[ noun im-pakt; verb im-pakt ]
/ noun ˈɪm pækt; verb ɪmˈpækt /


verb (used with object)

verb (used without object)

to have impact or make contact forcefully: The ball impacted against the bat with a loud noise.
to have an impact or effect: Increased demand will impact on sales.

Origin of impact

First recorded in 1775–85; (noun and v.) back formation from impacted

usage note for impact

The verb impact has developed the transitive sense “to have an impact or effect on” ( The structured reading program has done more to impact the elementary schools than any other single factor ) and the intransitive sense “to have an impact or effect” ( The work done at the computer center will impact on the economy of Illinois and the nation ). Although recent, the new uses are entirely standard and most likely to occur in formal speech and writing. See also impactful.


non·im·pact, noun, adjective post·im·pact, adjective

Example sentences from the Web for impact

British Dictionary definitions for impact


noun (ˈɪmpækt)

the act of one body, object, etc, striking another; collision
the force with which one thing hits another or with which two objects collide
the impression made by an idea, cultural movement, social group, etc the impact of the Renaissance on Medieval Europe

verb (ɪmˈpækt)

to drive or press (an object) firmly into (another object, thing, etc) or (of two objects) to be driven or pressed firmly together
to have an impact or strong effect (on)

Derived forms of impact

impaction, noun

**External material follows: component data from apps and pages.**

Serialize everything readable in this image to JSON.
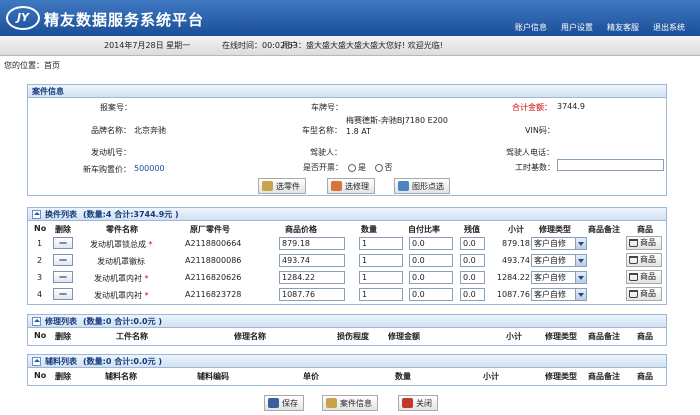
{
  "header": {
    "logo": "JY",
    "title": "精友数据服务系统平台",
    "nav": [
      "账户信息",
      "用户设置",
      "精友客服",
      "退出系统"
    ]
  },
  "infobar": {
    "date": "2014年7月28日 星期一",
    "online": "在线时间：00:02:53",
    "user": "用户：盛大盛大盛大盛大盛大您好! 欢迎光临!"
  },
  "breadcrumb": "您的位置：首页",
  "case": {
    "title": "案件信息",
    "labels": {
      "report": "报案号：",
      "plate": "车牌号：",
      "total": "合计金额：",
      "brand": "品牌名称：",
      "model": "车型名称：",
      "vin": "VIN码：",
      "engine": "发动机号：",
      "driver": "驾驶人：",
      "driver_phone": "驾驶人电话：",
      "price": "新车购置价：",
      "invoice": "是否开票：",
      "hours": "工时基数："
    },
    "values": {
      "total": "3744.9",
      "brand": "北京奔驰",
      "model": "梅赛德斯-奔驰BJ7180 E200 1.8 AT",
      "price": "500000",
      "yes": "是",
      "no": "否"
    },
    "buttons": {
      "parts": "选零件",
      "repair": "选修理",
      "graphic": "图形点选"
    }
  },
  "parts": {
    "title": "换件列表",
    "summary": "(数量:4  合计:3744.9元 )",
    "headers": [
      "No",
      "删除",
      "零件名称",
      "原厂零件号",
      "商品价格",
      "数量",
      "自付比率",
      "残值",
      "小计",
      "修理类型",
      "商品备注",
      "商品"
    ],
    "rows": [
      {
        "no": "1",
        "name": "发动机罩锁总成",
        "star": "*",
        "oem": "A2118800664",
        "price": "879.18",
        "qty": "1",
        "ratio": "0.0",
        "salvage": "0.0",
        "subtotal": "879.18",
        "type": "客户自修",
        "goods": "商品"
      },
      {
        "no": "2",
        "name": "发动机罩徽标",
        "star": "",
        "oem": "A2118800086",
        "price": "493.74",
        "qty": "1",
        "ratio": "0.0",
        "salvage": "0.0",
        "subtotal": "493.74",
        "type": "客户自修",
        "goods": "商品"
      },
      {
        "no": "3",
        "name": "发动机罩内衬",
        "star": "*",
        "oem": "A2116820626",
        "price": "1284.22",
        "qty": "1",
        "ratio": "0.0",
        "salvage": "0.0",
        "subtotal": "1284.22",
        "type": "客户自修",
        "goods": "商品"
      },
      {
        "no": "4",
        "name": "发动机罩内衬",
        "star": "*",
        "oem": "A2116823728",
        "price": "1087.76",
        "qty": "1",
        "ratio": "0.0",
        "salvage": "0.0",
        "subtotal": "1087.76",
        "type": "客户自修",
        "goods": "商品"
      }
    ]
  },
  "repair": {
    "title": "修理列表",
    "summary": "(数量:0  合计:0.0元 )",
    "headers": [
      "No",
      "删除",
      "工件名称",
      "修理名称",
      "损伤程度",
      "修理金额",
      "小计",
      "修理类型",
      "商品备注",
      "商品"
    ]
  },
  "aux": {
    "title": "辅料列表",
    "summary": "(数量:0  合计:0.0元 )",
    "headers": [
      "No",
      "删除",
      "辅料名称",
      "辅料编码",
      "单价",
      "数量",
      "小计",
      "修理类型",
      "商品备注",
      "商品"
    ]
  },
  "footer": {
    "save": "保存",
    "case_info": "案件信息",
    "close": "关闭"
  },
  "colors": {
    "header": "#1b4f98",
    "panel_border": "#9cb7d8",
    "accent_red": "#cc0000"
  }
}
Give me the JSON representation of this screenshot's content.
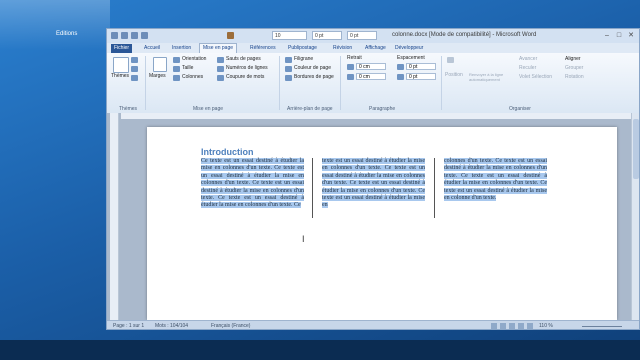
{
  "desktop": {
    "icon_label": "Editions"
  },
  "window": {
    "title": "colonne.docx [Mode de compatibilité] - Microsoft Word",
    "font_size": "10",
    "spacing_before": "0 pt",
    "spacing_after": "0 pt"
  },
  "tabs": [
    "Fichier",
    "Accueil",
    "Insertion",
    "Mise en page",
    "Références",
    "Publipostage",
    "Révision",
    "Affichage",
    "Développeur"
  ],
  "ribbon": {
    "themes": {
      "button": "Thèmes",
      "group": "Thèmes"
    },
    "page_setup": {
      "margins": "Marges",
      "orientation": "Orientation",
      "size": "Taille",
      "columns": "Colonnes",
      "breaks": "Sauts de pages",
      "line_numbers": "Numéros de lignes",
      "hyphenation": "Coupure de mots",
      "group": "Mise en page"
    },
    "background": {
      "watermark": "Filigrane",
      "page_color": "Couleur de page",
      "page_borders": "Bordures de page",
      "group": "Arrière-plan de page"
    },
    "paragraph": {
      "indent_label": "Retrait",
      "indent_left": "0 cm",
      "indent_right": "0 cm",
      "spacing_label": "Espacement",
      "spacing_before": "0 pt",
      "spacing_after": "0 pt",
      "group": "Paragraphe"
    },
    "arrange": {
      "position": "Position",
      "wrap": "Renvoyer à la ligne automatiquement",
      "forward": "Avancer",
      "backward": "Reculer",
      "selection": "Volet Sélection",
      "align": "Aligner",
      "group_btn": "Grouper",
      "rotate": "Rotation",
      "group": "Organiser"
    }
  },
  "document": {
    "heading": "Introduction",
    "col1": "Ce texte est un essai destiné à étudier la mise en colonnes d'un texte. Ce texte est un essai destiné à étudier la mise en colonnes d'un texte. Ce texte est un essai destiné à étudier la mise en colonnes d'un texte. Ce texte est un essai destiné à étudier la mise en colonnes d'un texte. Ce",
    "col2": "texte est un essai destiné à étudier la mise en colonnes d'un texte. Ce texte est un essai destiné à étudier la mise en colonnes d'un texte. Ce texte est un essai destiné à étudier la mise en colonnes d'un texte. Ce texte est un essai destiné à étudier la mise en",
    "col3": "colonnes d'un texte. Ce texte est un essai destiné à étudier la mise en colonnes d'un texte. Ce texte est un essai destiné à étudier la mise en colonnes d'un texte. Ce texte est un essai destiné à étudier la mise en colonne d'un texte."
  },
  "status": {
    "page": "Page : 1 sur 1",
    "words": "Mots : 104/104",
    "language": "Français (France)",
    "zoom": "110 %"
  }
}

Word Origin for impact

C18: from Latin impactus pushed against, fastened on, from impingere to thrust at, from pangere to drive in